Data for analysis:
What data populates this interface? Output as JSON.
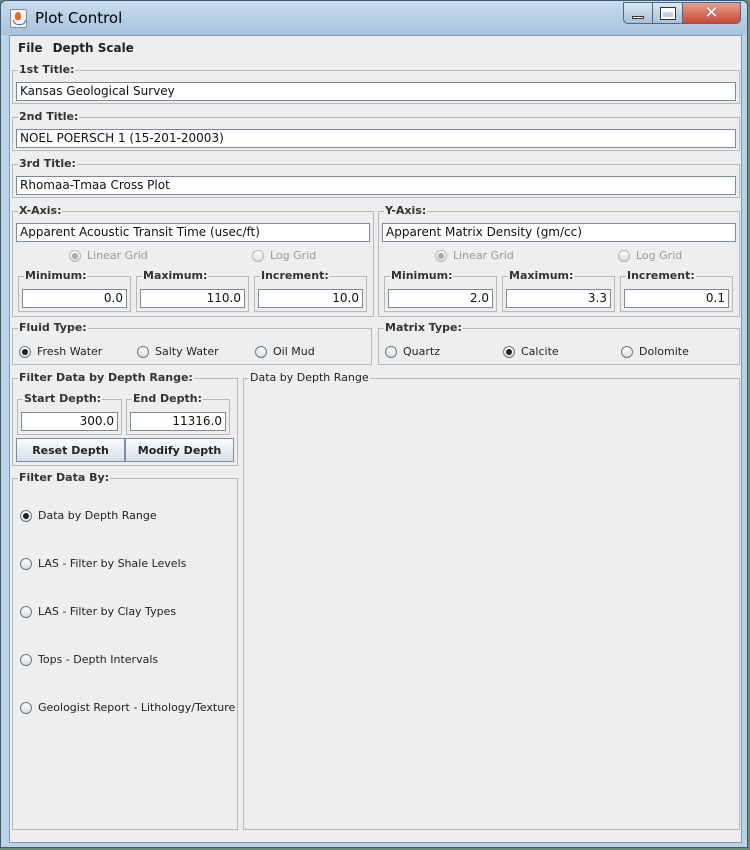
{
  "window": {
    "title": "Plot Control"
  },
  "menubar": {
    "file": "File",
    "depth_scale": "Depth Scale"
  },
  "titles": {
    "first_label": "1st Title:",
    "first_value": "Kansas Geological Survey",
    "second_label": "2nd Title:",
    "second_value": "NOEL POERSCH 1 (15-201-20003)",
    "third_label": "3rd Title:",
    "third_value": "Rhomaa-Tmaa Cross Plot"
  },
  "x_axis": {
    "label": "X-Axis:",
    "value": "Apparent Acoustic Transit Time (usec/ft)",
    "linear_grid": "Linear Grid",
    "log_grid": "Log Grid",
    "min_label": "Minimum:",
    "min_value": "0.0",
    "max_label": "Maximum:",
    "max_value": "110.0",
    "inc_label": "Increment:",
    "inc_value": "10.0"
  },
  "y_axis": {
    "label": "Y-Axis:",
    "value": "Apparent Matrix Density (gm/cc)",
    "linear_grid": "Linear Grid",
    "log_grid": "Log Grid",
    "min_label": "Minimum:",
    "min_value": "2.0",
    "max_label": "Maximum:",
    "max_value": "3.3",
    "inc_label": "Increment:",
    "inc_value": "0.1"
  },
  "fluid": {
    "label": "Fluid Type:",
    "fresh": "Fresh Water",
    "salty": "Salty Water",
    "oil": "Oil Mud",
    "selected": "Fresh Water"
  },
  "matrix": {
    "label": "Matrix Type:",
    "quartz": "Quartz",
    "calcite": "Calcite",
    "dolomite": "Dolomite",
    "selected": "Calcite"
  },
  "depth_filter": {
    "label": "Filter Data by Depth Range:",
    "start_label": "Start Depth:",
    "start_value": "300.0",
    "end_label": "End Depth:",
    "end_value": "11316.0",
    "reset_button": "Reset Depth",
    "modify_button": "Modify Depth"
  },
  "filter_by": {
    "label": "Filter Data By:",
    "options": [
      "Data by Depth Range",
      "LAS - Filter by Shale Levels",
      "LAS - Filter by Clay Types",
      "Tops - Depth Intervals",
      "Geologist Report - Lithology/Texture"
    ],
    "selected": "Data by Depth Range"
  },
  "data_panel": {
    "label": "Data by Depth Range"
  }
}
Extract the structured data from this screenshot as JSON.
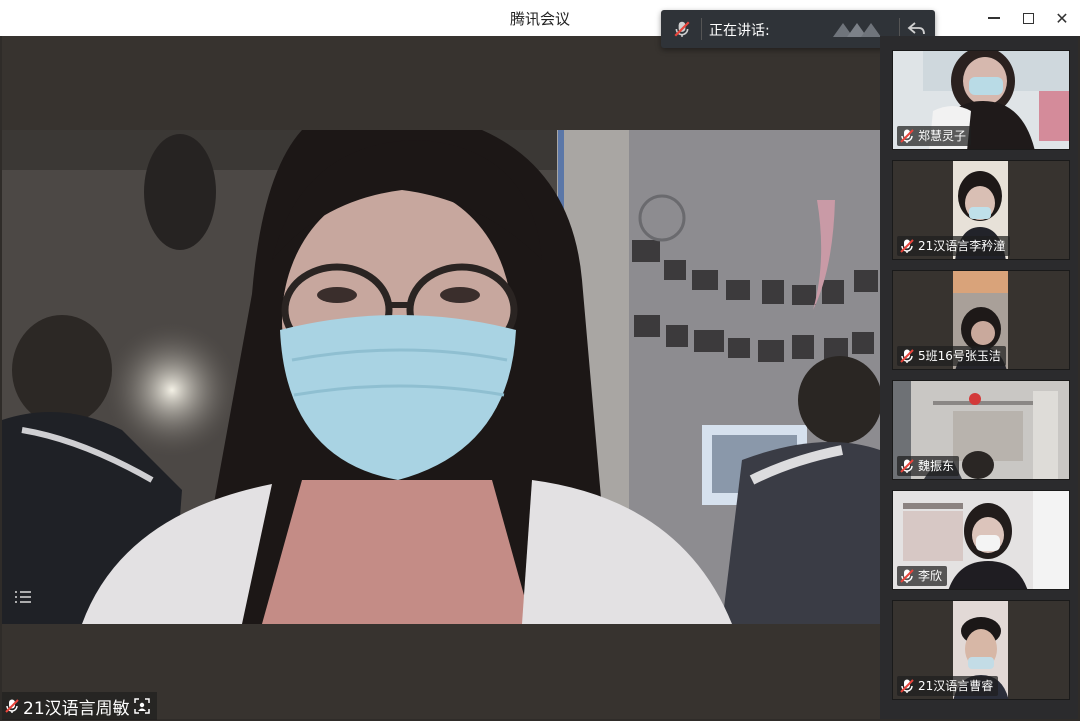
{
  "window": {
    "title": "腾讯会议"
  },
  "speaker_bar": {
    "label": "正在讲话:"
  },
  "main": {
    "participant_name": "21汉语言周敏"
  },
  "participants": [
    {
      "name": "郑慧灵子"
    },
    {
      "name": "21汉语言李矜潼"
    },
    {
      "name": "5班16号张玉洁"
    },
    {
      "name": "魏振东"
    },
    {
      "name": "李欣"
    },
    {
      "name": "21汉语言曹睿"
    }
  ],
  "colors": {
    "mic_red": "#e8453c",
    "titlebar": "#ffffff",
    "panel": "#2b2b2d"
  }
}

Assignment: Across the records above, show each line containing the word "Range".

Solution:
    "label": "Filter Data by Depth Range:",
      "Data by Depth Range",
    "selected": "Data by Depth Range"
    "label": "Data by Depth Range"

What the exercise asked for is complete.